So who is? Well, if the folks you see in the front row of her concert videos are typical, Carey’s fan base has always consisted of teenage girls who want to be her and teenage boys who want to be with her. And those dependable supporters are who she’s targetting again with both barrels on her comeback album Charmbracelet.

That’s hardly a surprise. After all the turmoil of the past couple of years — a divorce, a record-label change, a universally panned movie and album, and that very, very public meltdown — it’s no wonder Mariah has retreated to a safe haven on this 15-song effort. But after listening to yet another bland collection of silky, overblown ballads and forgettable featherweight hip-hop, it’s hard not to wonder if she’s playing it too safe. And after listening to her oohing and aahing and cooing and moaning and humming and squeaking and twittering and sighing for a solid hour like a cross between an angel, an exotic bird and an adult film star, it’s hard not to wonder about something else: Whether or not she’s playing with a full deck.
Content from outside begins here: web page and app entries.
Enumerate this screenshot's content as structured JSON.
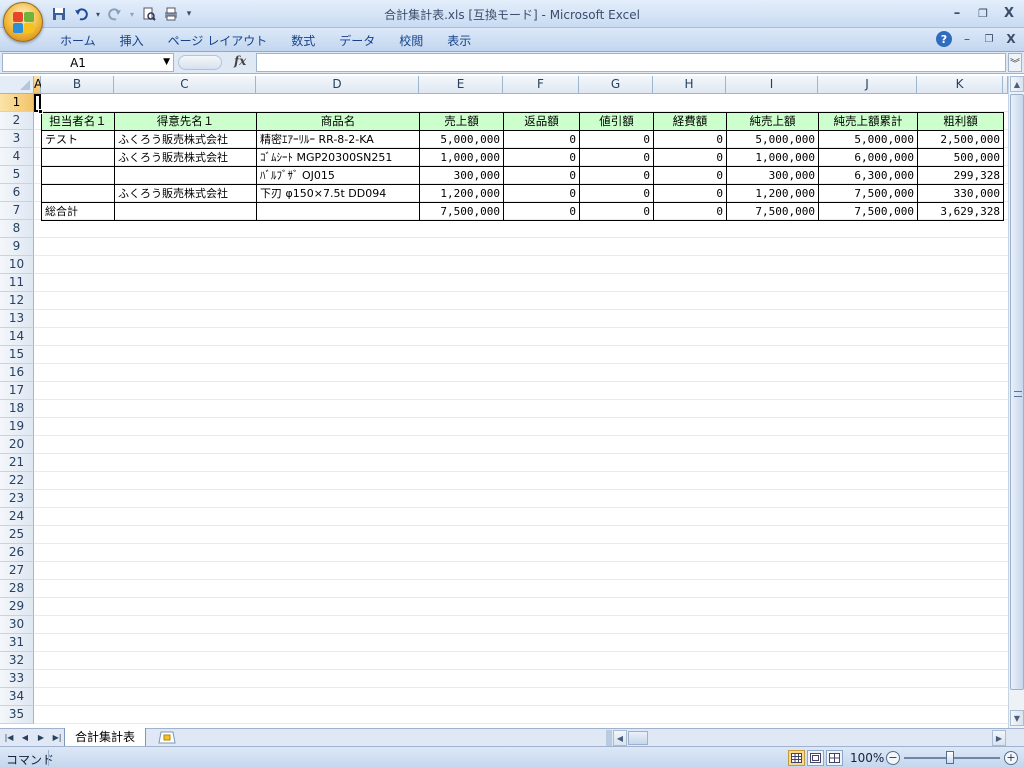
{
  "window": {
    "title": "合計集計表.xls  [互換モード] - Microsoft Excel",
    "minimize": "–",
    "restore": "❐",
    "close": "X"
  },
  "ribbon": {
    "tabs": [
      "ホーム",
      "挿入",
      "ページ レイアウト",
      "数式",
      "データ",
      "校閲",
      "表示"
    ],
    "help": "?",
    "minimize": "–",
    "restore": "❐",
    "close": "X"
  },
  "formula_bar": {
    "name_box": "A1",
    "fx_label": "fx",
    "formula": ""
  },
  "grid": {
    "columns": [
      "A",
      "B",
      "C",
      "D",
      "E",
      "F",
      "G",
      "H",
      "I",
      "J",
      "K"
    ],
    "selected_column": "A",
    "selected_row": 1,
    "rows": [
      "1",
      "2",
      "3",
      "4",
      "5",
      "6",
      "7",
      "8",
      "9",
      "10",
      "11",
      "12",
      "13",
      "14",
      "15",
      "16",
      "17",
      "18",
      "19",
      "20",
      "21",
      "22",
      "23",
      "24",
      "25",
      "26",
      "27",
      "28",
      "29",
      "30",
      "31",
      "32",
      "33",
      "34",
      "35"
    ],
    "header_row": [
      "担当者名１",
      "得意先名１",
      "商品名",
      "売上額",
      "返品額",
      "値引額",
      "経費額",
      "純売上額",
      "純売上額累計",
      "粗利額"
    ],
    "data_rows": [
      [
        "テスト",
        "ふくろう販売株式会社",
        "精密ｴｱｰﾘﾙｰ RR-8-2-KA",
        "5,000,000",
        "0",
        "0",
        "0",
        "5,000,000",
        "5,000,000",
        "2,500,000"
      ],
      [
        "",
        "ふくろう販売株式会社",
        "ｺﾞﾑｼｰﾄ MGP20300SN251",
        "1,000,000",
        "0",
        "0",
        "0",
        "1,000,000",
        "6,000,000",
        "500,000"
      ],
      [
        "",
        "",
        "ﾊﾞﾙﾌﾞｻﾞ OJ015",
        "300,000",
        "0",
        "0",
        "0",
        "300,000",
        "6,300,000",
        "299,328"
      ],
      [
        "",
        "ふくろう販売株式会社",
        "下刃 φ150×7.5t  DD094",
        "1,200,000",
        "0",
        "0",
        "0",
        "1,200,000",
        "7,500,000",
        "330,000"
      ],
      [
        "総合計",
        "",
        "",
        "7,500,000",
        "0",
        "0",
        "0",
        "7,500,000",
        "7,500,000",
        "3,629,328"
      ]
    ]
  },
  "sheets": {
    "active": "合計集計表"
  },
  "status": {
    "mode": "コマンド",
    "zoom": "100%",
    "zoom_minus": "−",
    "zoom_plus": "+"
  },
  "colors": {
    "header_fill": "#ccffcc",
    "selection_header": "#f3c46a",
    "ribbon": "#c3d6ef"
  }
}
Speaking of bizarre sounds, there is one moment of absurdly enjoyable freakiness amid all the cloying treacle and musical predictability: A breathy cover of Def Leppard’s classic power ballad Bringin’ On The Heartbreak, complete with lightly crunchy guitars and hilariously serious strings. For the sheer cheese value alone, you gotta love it. And I bet there are about, oh, 14 people on the planet who would agree with that opinion.